*EXERCISE OBJECTIVE*. All of the records below should be retyped exactly, with no pictures included.

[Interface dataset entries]

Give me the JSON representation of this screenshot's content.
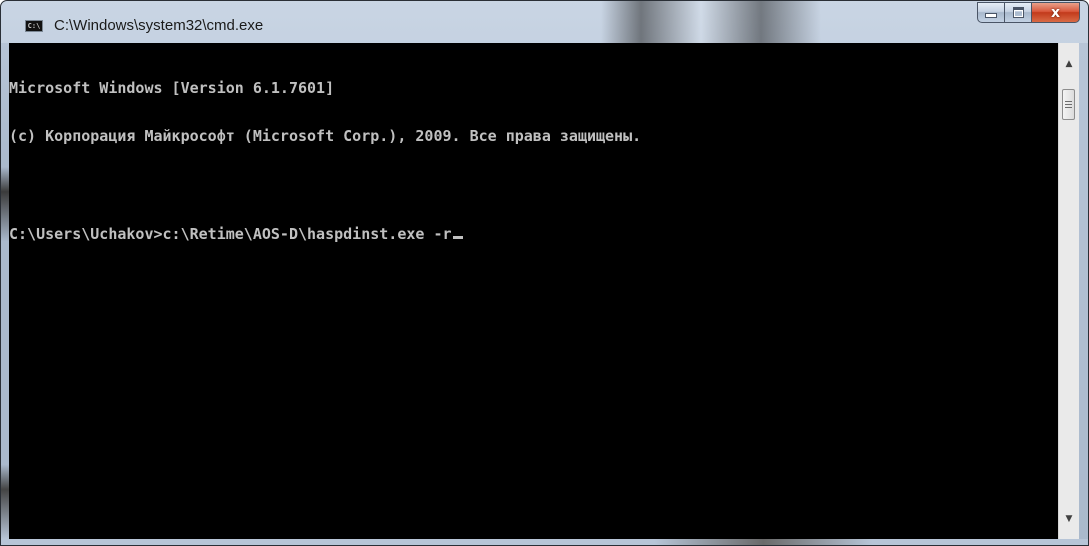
{
  "window": {
    "title": "C:\\Windows\\system32\\cmd.exe",
    "icon_label": "C:\\",
    "icon": "console-app-icon",
    "buttons": {
      "minimize": "minimize-icon",
      "maximize": "maximize-icon",
      "close_glyph": "x"
    }
  },
  "console": {
    "lines": [
      "Microsoft Windows [Version 6.1.7601]",
      "(c) Корпорация Майкрософт (Microsoft Corp.), 2009. Все права защищены.",
      "",
      "C:\\Users\\Uchakov>c:\\Retime\\AOS-D\\haspdinst.exe -r"
    ],
    "text_color": "#c0c0c0",
    "background_color": "#000000"
  },
  "scrollbar": {
    "up_arrow": "▲",
    "down_arrow": "▼"
  }
}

*SOLUTION TO THIS PROBLEM*.
Give me the JSON representation of this screenshot's content.
{
  "window": {
    "title": "C:\\Windows\\system32\\cmd.exe",
    "icon_label": "C:\\",
    "icon": "console-app-icon",
    "buttons": {
      "minimize": "minimize-icon",
      "maximize": "maximize-icon",
      "close_glyph": "x"
    }
  },
  "console": {
    "lines": [
      "Microsoft Windows [Version 6.1.7601]",
      "(c) Корпорация Майкрософт (Microsoft Corp.), 2009. Все права защищены.",
      "",
      "C:\\Users\\Uchakov>c:\\Retime\\AOS-D\\haspdinst.exe -r"
    ],
    "text_color": "#c0c0c0",
    "background_color": "#000000"
  },
  "scrollbar": {
    "up_arrow": "▲",
    "down_arrow": "▼"
  }
}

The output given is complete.